Chapter 12 Infectious Disease Surveillance

12.1 Overview and Learning Objectives

In this module, we will take a look at surveillance of different infectious diseases.

The learning objectives for this chapter are:

  • Understand surveillance

12.2 Introduction

To be able to implement successful interventions, we first need to know what is actually happening. Once we implemented a control strategy, we also want to know how it works. For both of those goals, good surveillance is key.

12.3 Goals of Surveillance

  • Identify new emerging diseases as quickly as possible

12.4 Types of Surveillance

Active and passive
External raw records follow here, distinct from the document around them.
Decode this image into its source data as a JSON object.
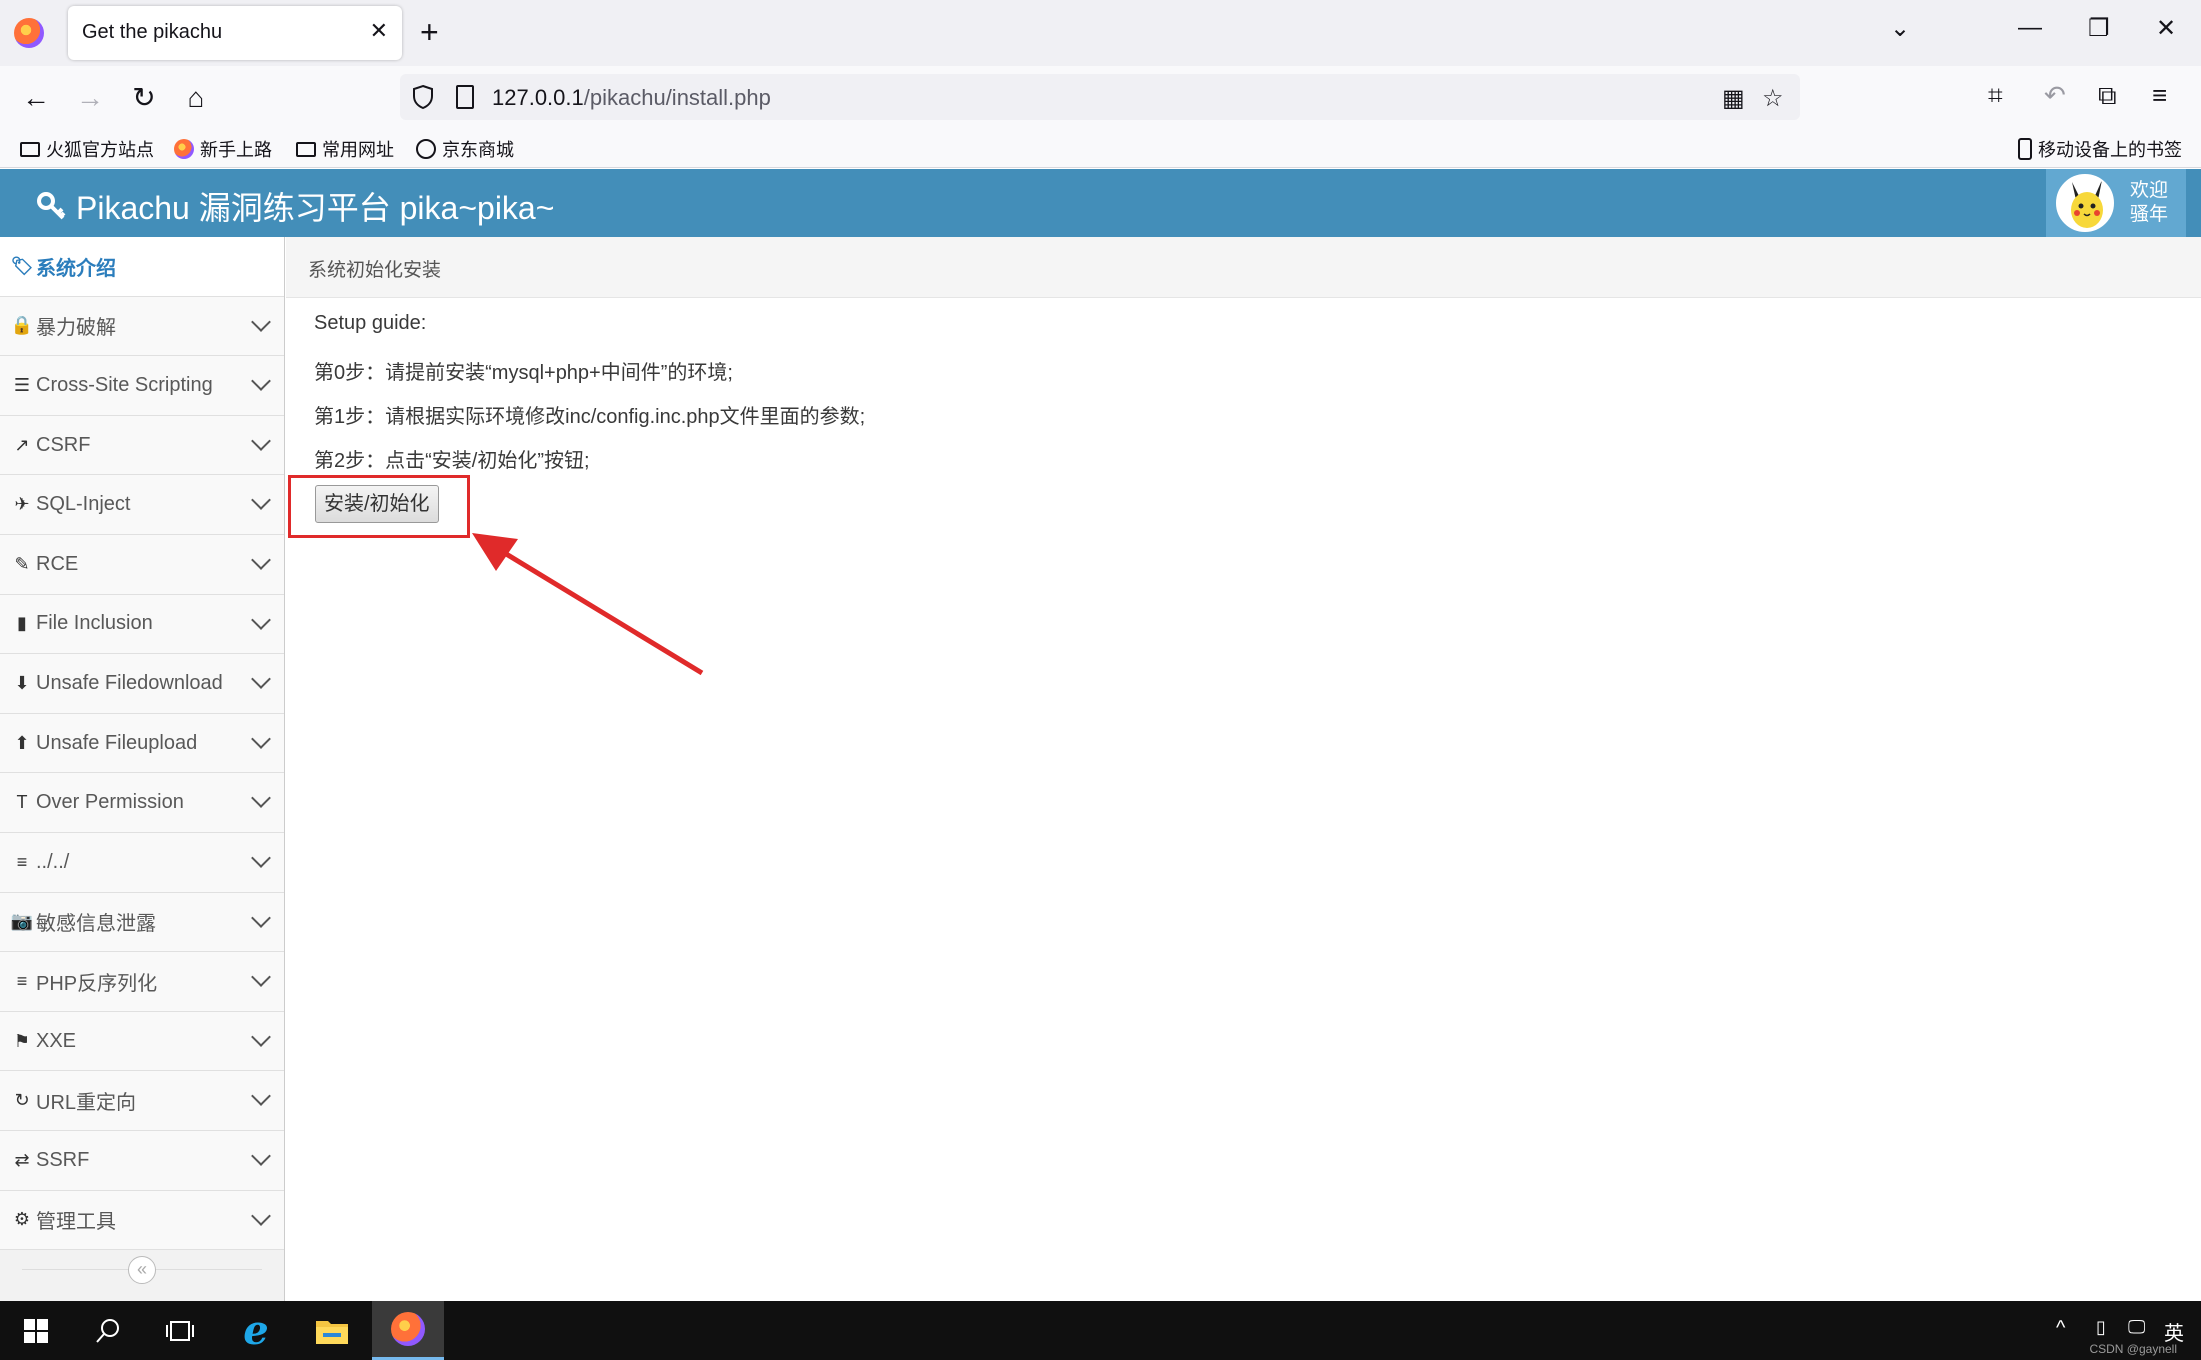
{
  "browser": {
    "tab_title": "Get the pikachu",
    "url_host": "127.0.0.1",
    "url_path": "/pikachu/install.php",
    "bookmarks": [
      "火狐官方站点",
      "新手上路",
      "常用网址",
      "京东商城"
    ],
    "mobile_bookmarks": "移动设备上的书签"
  },
  "header": {
    "brand": "Pikachu 漏洞练习平台 pika~pika~",
    "welcome_line1": "欢迎",
    "welcome_line2": "骚年"
  },
  "sidebar": {
    "items": [
      {
        "label": "系统介绍",
        "icon": "tags-icon",
        "glyph": "🏷"
      },
      {
        "label": "暴力破解",
        "icon": "lock-icon",
        "glyph": "🔒"
      },
      {
        "label": "Cross-Site Scripting",
        "icon": "list-indent-icon",
        "glyph": "☰"
      },
      {
        "label": "CSRF",
        "icon": "share-icon",
        "glyph": "↗"
      },
      {
        "label": "SQL-Inject",
        "icon": "plane-icon",
        "glyph": "✈"
      },
      {
        "label": "RCE",
        "icon": "pencil-icon",
        "glyph": "✎"
      },
      {
        "label": "File Inclusion",
        "icon": "file-icon",
        "glyph": "▮"
      },
      {
        "label": "Unsafe Filedownload",
        "icon": "download-icon",
        "glyph": "⬇"
      },
      {
        "label": "Unsafe Fileupload",
        "icon": "upload-icon",
        "glyph": "⬆"
      },
      {
        "label": "Over Permission",
        "icon": "text-height-icon",
        "glyph": "T"
      },
      {
        "label": "../../",
        "icon": "align-left-icon",
        "glyph": "≡"
      },
      {
        "label": "敏感信息泄露",
        "icon": "camera-icon",
        "glyph": "📷"
      },
      {
        "label": "PHP反序列化",
        "icon": "align-left-icon",
        "glyph": "≡"
      },
      {
        "label": "XXE",
        "icon": "flag-icon",
        "glyph": "⚑"
      },
      {
        "label": "URL重定向",
        "icon": "refresh-icon",
        "glyph": "↻"
      },
      {
        "label": "SSRF",
        "icon": "exchange-icon",
        "glyph": "⇄"
      },
      {
        "label": "管理工具",
        "icon": "gear-icon",
        "glyph": "⚙"
      }
    ]
  },
  "breadcrumb": "系统初始化安装",
  "main": {
    "lines": [
      "Setup guide:",
      "第0步：请提前安装“mysql+php+中间件”的环境;",
      "第1步：请根据实际环境修改inc/config.inc.php文件里面的参数;",
      "第2步：点击“安装/初始化”按钮;"
    ],
    "install_button": "安装/初始化"
  },
  "taskbar": {
    "lang": "英",
    "watermark": "CSDN @gaynell"
  },
  "colors": {
    "header_bg": "#438eb9",
    "accent": "#2b7dbc",
    "annotation": "#e02a2a"
  }
}
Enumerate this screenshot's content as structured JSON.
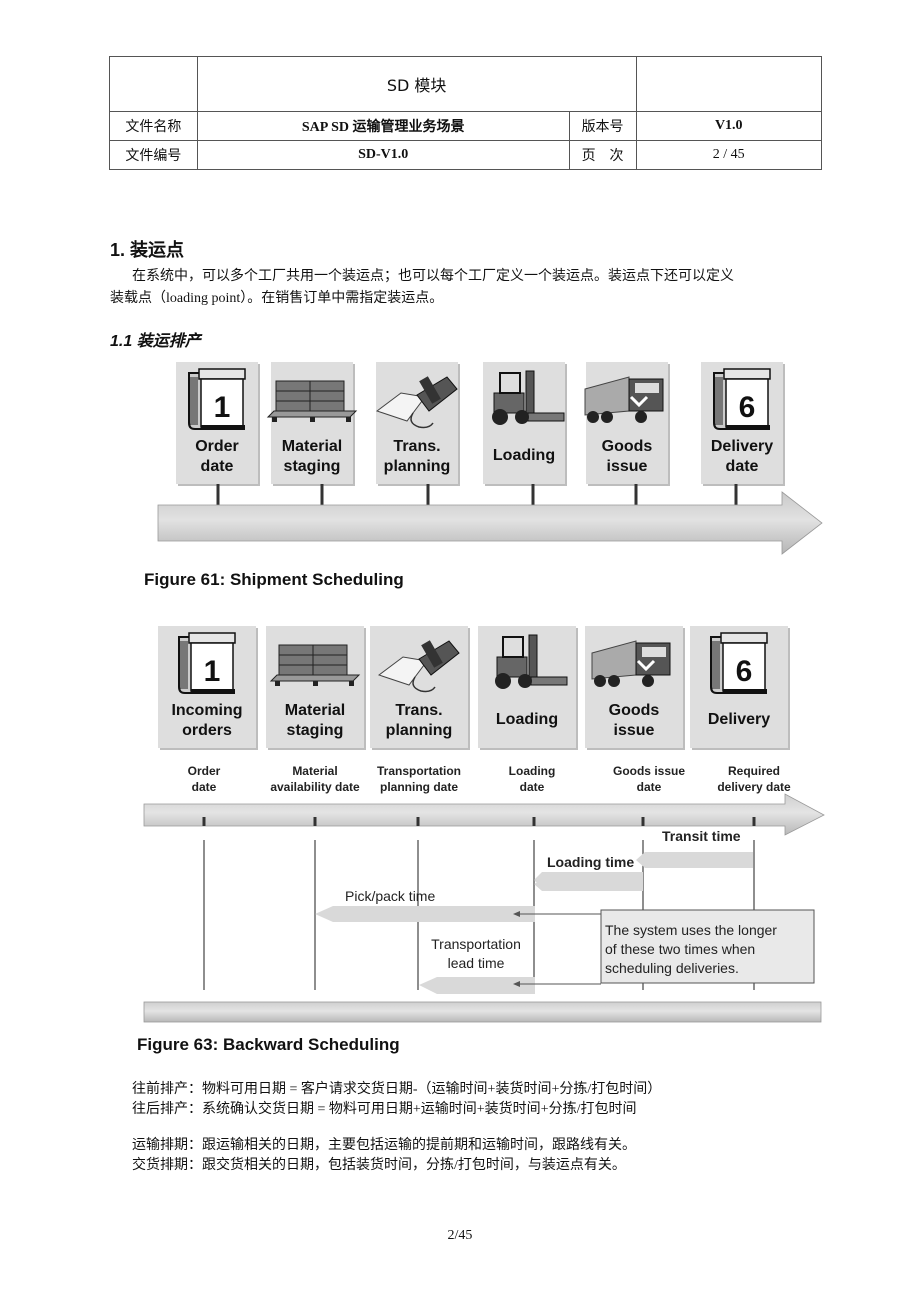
{
  "header_table": {
    "module_title": "SD 模块",
    "rows": [
      {
        "label": "文件名称",
        "value": "SAP SD 运输管理业务场景",
        "label2": "版本号",
        "value2": "V1.0"
      },
      {
        "label": "文件编号",
        "value": "SD-V1.0",
        "label2": "页　次",
        "value2": "2 / 45"
      }
    ]
  },
  "section": {
    "heading": "1. 装运点",
    "paragraph_line1": "在系统中，可以多个工厂共用一个装运点；也可以每个工厂定义一个装运点。装运点下还可以定义",
    "paragraph_line2": "装载点（loading point）。在销售订单中需指定装运点。",
    "subheading": "1.1 装运排产"
  },
  "figure61": {
    "caption": "Figure 61:  Shipment Scheduling",
    "steps": [
      {
        "icon": "calendar-icon",
        "icon_number": "1",
        "line1": "Order",
        "line2": "date"
      },
      {
        "icon": "pallet-icon",
        "line1": "Material",
        "line2": "staging"
      },
      {
        "icon": "telephone-icon",
        "line1": "Trans.",
        "line2": "planning"
      },
      {
        "icon": "forklift-icon",
        "line1": "Loading",
        "line2": ""
      },
      {
        "icon": "truck-icon",
        "line1": "Goods",
        "line2": "issue"
      },
      {
        "icon": "calendar-icon",
        "icon_number": "6",
        "line1": "Delivery",
        "line2": "date"
      }
    ]
  },
  "figure63": {
    "caption": "Figure 63:  Backward Scheduling",
    "steps": [
      {
        "icon": "calendar-icon",
        "icon_number": "1",
        "line1": "Incoming",
        "line2": "orders",
        "date1": "Order",
        "date2": "date"
      },
      {
        "icon": "pallet-icon",
        "line1": "Material",
        "line2": "staging",
        "date1": "Material",
        "date2": "availability date"
      },
      {
        "icon": "telephone-icon",
        "line1": "Trans.",
        "line2": "planning",
        "date1": "Transportation",
        "date2": "planning date"
      },
      {
        "icon": "forklift-icon",
        "line1": "Loading",
        "line2": "",
        "date1": "Loading",
        "date2": "date"
      },
      {
        "icon": "truck-icon",
        "line1": "Goods",
        "line2": "issue",
        "date1": "Goods issue",
        "date2": "date"
      },
      {
        "icon": "calendar-icon",
        "icon_number": "6",
        "line1": "Delivery",
        "line2": "",
        "date1": "Required",
        "date2": "delivery date"
      }
    ],
    "durations": {
      "transit": "Transit time",
      "loading": "Loading time",
      "pickpack": "Pick/pack time",
      "transport_lead1": "Transportation",
      "transport_lead2": "lead time"
    },
    "note_line1": "The system uses the longer",
    "note_line2": "of these two times when",
    "note_line3": "scheduling deliveries."
  },
  "formulas": {
    "forward": "往前排产：物料可用日期 = 客户请求交货日期-（运输时间+装货时间+分拣/打包时间）",
    "backward": "往后排产：系统确认交货日期 = 物料可用日期+运输时间+装货时间+分拣/打包时间",
    "transport": "运输排期：跟运输相关的日期，主要包括运输的提前期和运输时间，跟路线有关。",
    "delivery": "交货排期：跟交货相关的日期，包括装货时间，分拣/打包时间，与装运点有关。"
  },
  "footer": {
    "page": "2/45"
  }
}
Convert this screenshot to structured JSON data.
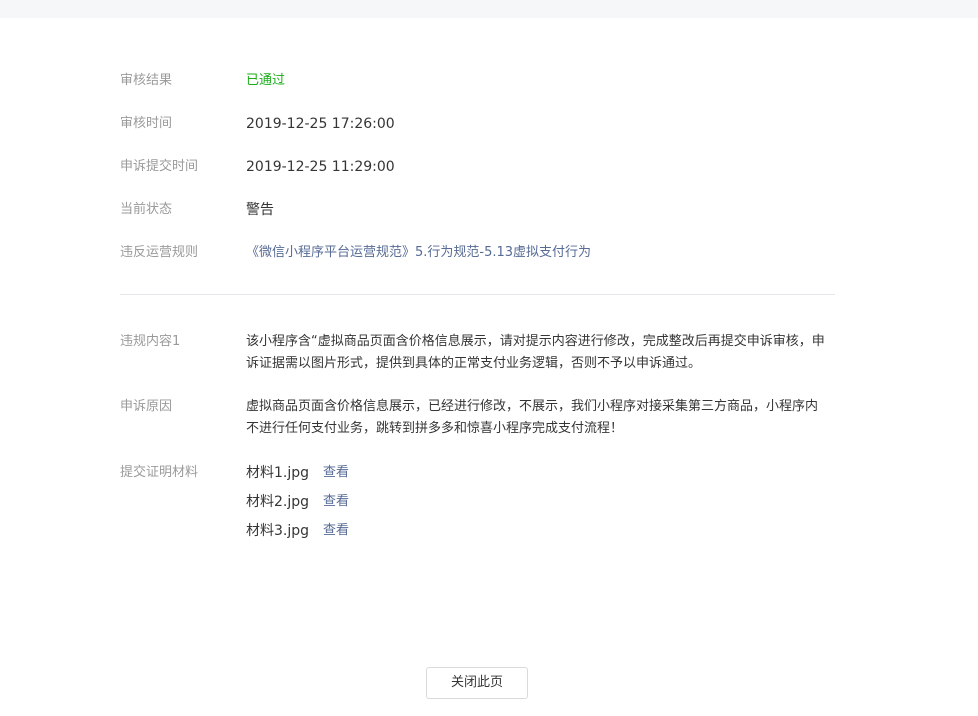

Medical/clinical and sequence

Ongoing or ad-hoc

12.5 Problems with surveillance

Knowing numerator and denominator. Bias due to getting more severe cases. Behavior change during an outbreak. Biased Surveillance - an example

During the early days of the 2009 H1N1 influenza pandemic, the numbers on cases and deaths suggested that this strain of influenza might have a higher than normal case fatality ratio (the often used term case fatality rate is a bad label as this is not a rate). Once more and better data became available. It was realized that many infections initially did not get reported, and adjusting for those it became clear that the ratio of deaths to infected was thankfully not much different from seasonal influenza.

12.6 Summary and Cartoon

A comprehensive, ‘always on’ surveillance for infectious diseases would be ideal.

12.7 Exercises

12.8 Further Resources

12.9 References